Apple is currently threatening to ban Parler—the free speech alternative to Twitter—unless the social media platform conforms to Big Tech’s authoritarian censorship practices.
Two sources familiar with Apple’s threats told The Federalist‘s Sean Davis that the ban will occur “unless the service enacts draconian censorship policies demanded by left-wing Big Tech oligarchs.”
“Most of the content that Apple found objectionable, which was against our TOS was already banned by the time we received communication,” commented Parler CEO John Matze.
“The entities pressuring Apple to remove Parler are doing so out of political motivation. They seem to be entirely against the concept of free speech and against democratic ideas such as debate and discourse. Apple, seems intent on being the enforcement arm of Big Tech’s anti-competitive practices. Ignore Facebook go after Parler.”
The Resolutions Center message addressed to the developers reads: “We require your immediate attention regarding serious Apple Store guideline violations that we have found with your app, Parler.”
The admins pointed to “numerous complaints regarding objectionable content in your Parler service, accusations that the Parler app was used to coordinate, plan, and facilitate the illegal activities in Washington, D.C. on January 6, 2021 that led (among other things) to loss of life, numerous injuries, and the destruction of property,” also citing further plans to commit criminal activities.
“We want to make it clear that Parler is in fact responsible for all the user generated content present on your service and for ensuring that this content meets App Store requirements for the safety and protection of our users,” the warning continued, quoting Matze for insisting that he nor the platform should be responsible for what their “neutral town square” posts. “We don’t distribute apps that present dangerous and harmful content,” admins rebutted.
Parler’s leaders must respond with detailed information outlining how developers intend to moderate and filter content on the app.
Investigative journalist Christopher Rufo argued that the idea that conservatives must “build their own tech” fails to consider that new applications are “dependent on existing infrastructure monopolies like Apple and Google.”

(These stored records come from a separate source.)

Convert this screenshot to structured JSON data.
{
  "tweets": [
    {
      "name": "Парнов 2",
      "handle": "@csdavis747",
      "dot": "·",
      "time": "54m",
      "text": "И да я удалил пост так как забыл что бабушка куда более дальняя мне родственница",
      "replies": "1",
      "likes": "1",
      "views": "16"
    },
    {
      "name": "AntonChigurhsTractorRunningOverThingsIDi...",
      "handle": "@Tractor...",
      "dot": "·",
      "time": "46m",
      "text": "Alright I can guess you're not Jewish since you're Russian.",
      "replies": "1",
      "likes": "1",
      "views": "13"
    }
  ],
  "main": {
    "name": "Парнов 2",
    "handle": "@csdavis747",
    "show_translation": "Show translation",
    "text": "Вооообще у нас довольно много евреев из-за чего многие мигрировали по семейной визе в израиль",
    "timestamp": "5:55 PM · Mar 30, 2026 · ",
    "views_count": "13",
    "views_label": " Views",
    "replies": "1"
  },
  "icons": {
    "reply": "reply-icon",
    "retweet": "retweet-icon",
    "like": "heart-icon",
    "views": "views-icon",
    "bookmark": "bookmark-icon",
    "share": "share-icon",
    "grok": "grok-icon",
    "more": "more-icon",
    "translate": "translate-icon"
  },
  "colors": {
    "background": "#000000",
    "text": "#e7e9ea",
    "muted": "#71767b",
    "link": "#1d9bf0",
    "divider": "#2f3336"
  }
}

“We need legislation that guarantees equal access to the new public square,” Rufo tweeted in response.